I tried to eat cheese and crackers from a K ration and found it tasteless and discovered I couldn't swallow the food as it just kept falling out of my mouth and spilling down the front of my blouse. Even the water I tried to down refused to enter my through and merely ran out either sides of my mouth. I lay back on the sand and tried to shut my eyes. They wouldn't close and I felt frightened as I couldn't understand what was happening to me.[10]

Unable to eat, drink, or speak, Overton was ordered off of the island by a Navy doctor to recuperate. He was one of over 2,600 Americans treated for combat fatigue during the battle. [11]

Overton returned to Iwo Jima in 2000 and reflected on the scars he and the island shared:

Its surface is covered at present with a dark green cover of brush that reaches eight feet in height. Close scrutiny of the ground beneath the bush reveals that its surface is still marred by the action of battle. Still visible are the outlines of fox holes, tank traps, shell craters and the broken remnants of concrete bunkers. Time, helped by wind and rain has worn down the jagged edges of such things, but then they are only the scars of what once was. . . As I viewed the island it came to my mind the similarity between what I viewed there and the state of my own mind. The damage to both is still there, but is now hidden by scars or by a facade which only give the impression of being healed. [12]

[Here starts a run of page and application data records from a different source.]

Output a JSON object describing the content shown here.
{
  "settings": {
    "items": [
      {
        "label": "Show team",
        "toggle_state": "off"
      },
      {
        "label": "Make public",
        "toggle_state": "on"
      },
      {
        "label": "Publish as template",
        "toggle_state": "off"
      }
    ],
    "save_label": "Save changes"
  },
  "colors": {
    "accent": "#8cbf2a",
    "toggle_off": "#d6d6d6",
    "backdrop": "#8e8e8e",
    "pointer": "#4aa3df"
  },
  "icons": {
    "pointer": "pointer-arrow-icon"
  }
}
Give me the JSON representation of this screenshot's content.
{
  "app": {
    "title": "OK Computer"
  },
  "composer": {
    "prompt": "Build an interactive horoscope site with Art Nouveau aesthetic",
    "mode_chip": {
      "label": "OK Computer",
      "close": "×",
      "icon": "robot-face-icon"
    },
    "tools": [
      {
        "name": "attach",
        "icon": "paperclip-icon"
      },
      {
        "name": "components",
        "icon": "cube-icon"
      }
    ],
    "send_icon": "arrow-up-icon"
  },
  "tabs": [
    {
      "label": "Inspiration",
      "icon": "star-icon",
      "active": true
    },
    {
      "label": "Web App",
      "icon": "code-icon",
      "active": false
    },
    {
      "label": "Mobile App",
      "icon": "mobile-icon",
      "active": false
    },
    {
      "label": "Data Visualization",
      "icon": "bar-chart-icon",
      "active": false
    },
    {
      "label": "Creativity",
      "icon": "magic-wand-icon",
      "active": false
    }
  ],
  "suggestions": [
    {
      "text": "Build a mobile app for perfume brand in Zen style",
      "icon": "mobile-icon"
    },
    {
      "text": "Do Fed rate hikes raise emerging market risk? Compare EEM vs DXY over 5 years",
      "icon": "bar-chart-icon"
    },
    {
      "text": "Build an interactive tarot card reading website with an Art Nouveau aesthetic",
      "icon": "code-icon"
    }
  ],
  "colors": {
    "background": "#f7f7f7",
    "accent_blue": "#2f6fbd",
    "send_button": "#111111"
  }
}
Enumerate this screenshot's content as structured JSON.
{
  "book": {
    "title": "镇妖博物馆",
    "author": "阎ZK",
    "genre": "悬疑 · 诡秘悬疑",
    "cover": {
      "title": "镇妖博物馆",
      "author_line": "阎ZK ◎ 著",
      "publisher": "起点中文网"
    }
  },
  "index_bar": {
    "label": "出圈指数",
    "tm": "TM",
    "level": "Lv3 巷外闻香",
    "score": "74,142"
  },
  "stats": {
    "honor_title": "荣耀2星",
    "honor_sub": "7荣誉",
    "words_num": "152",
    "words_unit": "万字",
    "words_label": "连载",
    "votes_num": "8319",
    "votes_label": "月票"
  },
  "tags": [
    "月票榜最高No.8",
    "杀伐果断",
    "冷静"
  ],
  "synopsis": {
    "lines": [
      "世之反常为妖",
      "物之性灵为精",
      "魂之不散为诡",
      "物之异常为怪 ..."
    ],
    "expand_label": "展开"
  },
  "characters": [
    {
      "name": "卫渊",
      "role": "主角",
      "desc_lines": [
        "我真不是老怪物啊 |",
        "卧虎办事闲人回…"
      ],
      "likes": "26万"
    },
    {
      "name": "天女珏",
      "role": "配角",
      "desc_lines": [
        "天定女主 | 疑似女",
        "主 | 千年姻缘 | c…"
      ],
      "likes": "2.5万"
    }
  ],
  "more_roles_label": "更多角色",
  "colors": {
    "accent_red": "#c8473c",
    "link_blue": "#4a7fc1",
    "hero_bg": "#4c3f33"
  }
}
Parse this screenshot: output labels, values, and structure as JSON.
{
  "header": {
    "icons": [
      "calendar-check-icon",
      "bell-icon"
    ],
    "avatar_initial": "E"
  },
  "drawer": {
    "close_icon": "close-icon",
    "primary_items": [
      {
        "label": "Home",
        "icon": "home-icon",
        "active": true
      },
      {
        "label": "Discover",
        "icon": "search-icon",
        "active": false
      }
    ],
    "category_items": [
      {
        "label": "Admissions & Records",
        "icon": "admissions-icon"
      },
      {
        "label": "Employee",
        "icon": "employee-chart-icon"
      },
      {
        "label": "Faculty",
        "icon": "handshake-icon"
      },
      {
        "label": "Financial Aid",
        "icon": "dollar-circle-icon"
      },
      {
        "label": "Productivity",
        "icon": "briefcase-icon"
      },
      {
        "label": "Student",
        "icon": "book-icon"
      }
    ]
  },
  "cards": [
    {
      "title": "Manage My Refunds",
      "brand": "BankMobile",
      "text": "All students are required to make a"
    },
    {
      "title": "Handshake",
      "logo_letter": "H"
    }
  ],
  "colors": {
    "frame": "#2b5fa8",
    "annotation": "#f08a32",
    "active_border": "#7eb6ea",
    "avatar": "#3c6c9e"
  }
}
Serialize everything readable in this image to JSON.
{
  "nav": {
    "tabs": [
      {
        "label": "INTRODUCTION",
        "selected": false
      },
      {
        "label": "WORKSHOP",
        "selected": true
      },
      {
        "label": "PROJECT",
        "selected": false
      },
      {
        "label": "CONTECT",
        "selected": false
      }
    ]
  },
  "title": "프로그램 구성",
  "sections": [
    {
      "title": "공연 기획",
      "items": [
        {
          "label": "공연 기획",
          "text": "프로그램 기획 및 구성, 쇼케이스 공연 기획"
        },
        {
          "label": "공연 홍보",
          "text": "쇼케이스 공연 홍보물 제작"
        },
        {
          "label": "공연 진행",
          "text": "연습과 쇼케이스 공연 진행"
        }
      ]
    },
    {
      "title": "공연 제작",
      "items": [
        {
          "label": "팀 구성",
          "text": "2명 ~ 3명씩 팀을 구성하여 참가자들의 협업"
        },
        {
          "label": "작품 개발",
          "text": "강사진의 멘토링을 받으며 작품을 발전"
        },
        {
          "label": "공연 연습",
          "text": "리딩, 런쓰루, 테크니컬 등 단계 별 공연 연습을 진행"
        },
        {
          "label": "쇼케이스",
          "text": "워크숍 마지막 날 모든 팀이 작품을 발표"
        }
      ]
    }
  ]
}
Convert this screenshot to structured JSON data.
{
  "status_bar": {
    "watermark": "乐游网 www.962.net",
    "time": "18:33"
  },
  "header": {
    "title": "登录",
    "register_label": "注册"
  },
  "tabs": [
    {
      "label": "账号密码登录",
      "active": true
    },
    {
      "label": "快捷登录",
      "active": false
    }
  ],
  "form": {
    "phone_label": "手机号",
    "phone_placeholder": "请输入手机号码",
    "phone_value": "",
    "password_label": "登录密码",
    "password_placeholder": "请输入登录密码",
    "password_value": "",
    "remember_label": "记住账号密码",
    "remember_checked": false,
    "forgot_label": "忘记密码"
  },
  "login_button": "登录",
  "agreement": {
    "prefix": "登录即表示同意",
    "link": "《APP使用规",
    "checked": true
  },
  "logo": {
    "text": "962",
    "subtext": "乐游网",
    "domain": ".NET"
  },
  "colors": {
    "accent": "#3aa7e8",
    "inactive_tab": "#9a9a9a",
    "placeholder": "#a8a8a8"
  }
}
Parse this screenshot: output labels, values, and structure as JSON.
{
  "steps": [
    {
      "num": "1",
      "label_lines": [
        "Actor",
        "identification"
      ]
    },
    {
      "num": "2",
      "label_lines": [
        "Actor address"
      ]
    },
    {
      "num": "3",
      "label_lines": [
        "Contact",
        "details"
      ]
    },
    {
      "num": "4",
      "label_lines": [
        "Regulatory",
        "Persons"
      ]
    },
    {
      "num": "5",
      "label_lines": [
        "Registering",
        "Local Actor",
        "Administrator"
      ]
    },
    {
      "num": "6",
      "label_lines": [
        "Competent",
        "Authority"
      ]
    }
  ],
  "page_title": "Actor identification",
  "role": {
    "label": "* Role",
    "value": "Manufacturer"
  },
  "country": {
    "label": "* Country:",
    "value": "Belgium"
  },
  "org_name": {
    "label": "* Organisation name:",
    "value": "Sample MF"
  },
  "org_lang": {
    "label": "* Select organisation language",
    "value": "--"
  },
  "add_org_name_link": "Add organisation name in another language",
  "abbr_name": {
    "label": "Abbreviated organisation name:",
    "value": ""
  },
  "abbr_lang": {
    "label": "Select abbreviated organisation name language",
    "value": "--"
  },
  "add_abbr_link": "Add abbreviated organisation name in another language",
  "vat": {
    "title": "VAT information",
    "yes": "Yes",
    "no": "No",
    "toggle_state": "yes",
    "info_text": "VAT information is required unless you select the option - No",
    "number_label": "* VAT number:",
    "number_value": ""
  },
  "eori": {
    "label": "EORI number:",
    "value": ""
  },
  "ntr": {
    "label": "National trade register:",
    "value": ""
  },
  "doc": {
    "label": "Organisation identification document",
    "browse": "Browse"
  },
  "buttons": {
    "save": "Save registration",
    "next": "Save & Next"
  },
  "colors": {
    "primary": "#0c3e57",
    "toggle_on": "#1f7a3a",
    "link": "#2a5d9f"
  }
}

Ultimately the return to his old battlefield was able to give Overton some solace. In closing his memoirs he wrote, "I am allowing the ghosts still present there, to occupy the island for themselves, to the end of time." [13]

Further Reading and Watching

For those interested in how servicemen suffering from combat fatigue received medical treatment, the U.S. National Archives has restored and posted the 1946 film, "Let There Be Light" on YouTube.

Additionally, both volumes of the Army's official history on the subject, Neuropsychiatry in World War II, are available for free on the U.S. National Library of Medicine digital library here and here.


[1] T. Grady Gallant, The Friendly Dead, (Garden City, NY : Doubleday & Co., 1964), ix.

[2] Robert S. Burrell, Ghost of Iwo Jima, (College Station, TX : Texas A&M, 2006), 82-83.

[3] Gallant, The Friendly Dead, ix.

[4]  Special Action Report, Iwo Jima Campaign. Headquarters, V Amphibious Corps. May 13, 1945, 5. http://cgsc.contentdm.oclc.org/cdm/singleitem/collection/p4013coll8/id/1153/rec/14

[5] G-3 Report of Planning, Operations: Iwo Jima Operation, Enclosure E. May 1, 1945, 2. http://cgsc.contentdm.oclc.org/cdm/compoundobject/collection/p4013coll8/id/2150/rec/3

[6] Gallant, The Friendly Dead, ix.

[7] Richard E. Overton, God Isn't Here: A Young American's Entry into World War II and His Participation in the Battle for Iwo Jima, (Clearfield, UT : American Legacy Media, 2006), 7.

[8] Ibid., 243-44.

[9] Ibid., 300.

[10] Ibid., 277-78.

[11] Burrell, Ghosts of Iwo Jima, 83.

[12] Overton, God Isn't Here, 326-27.

[13] Ibid., 327

[14] The cover painting is The 2000 Yard Stare by Tom Lea, depicting a United States Marine during the battle of Peleliu. "Thousand Yard Stare," Wikipedia, accessed February 13, 2020, https://en.wikipedia.org/wiki/Thousand-yard_stare.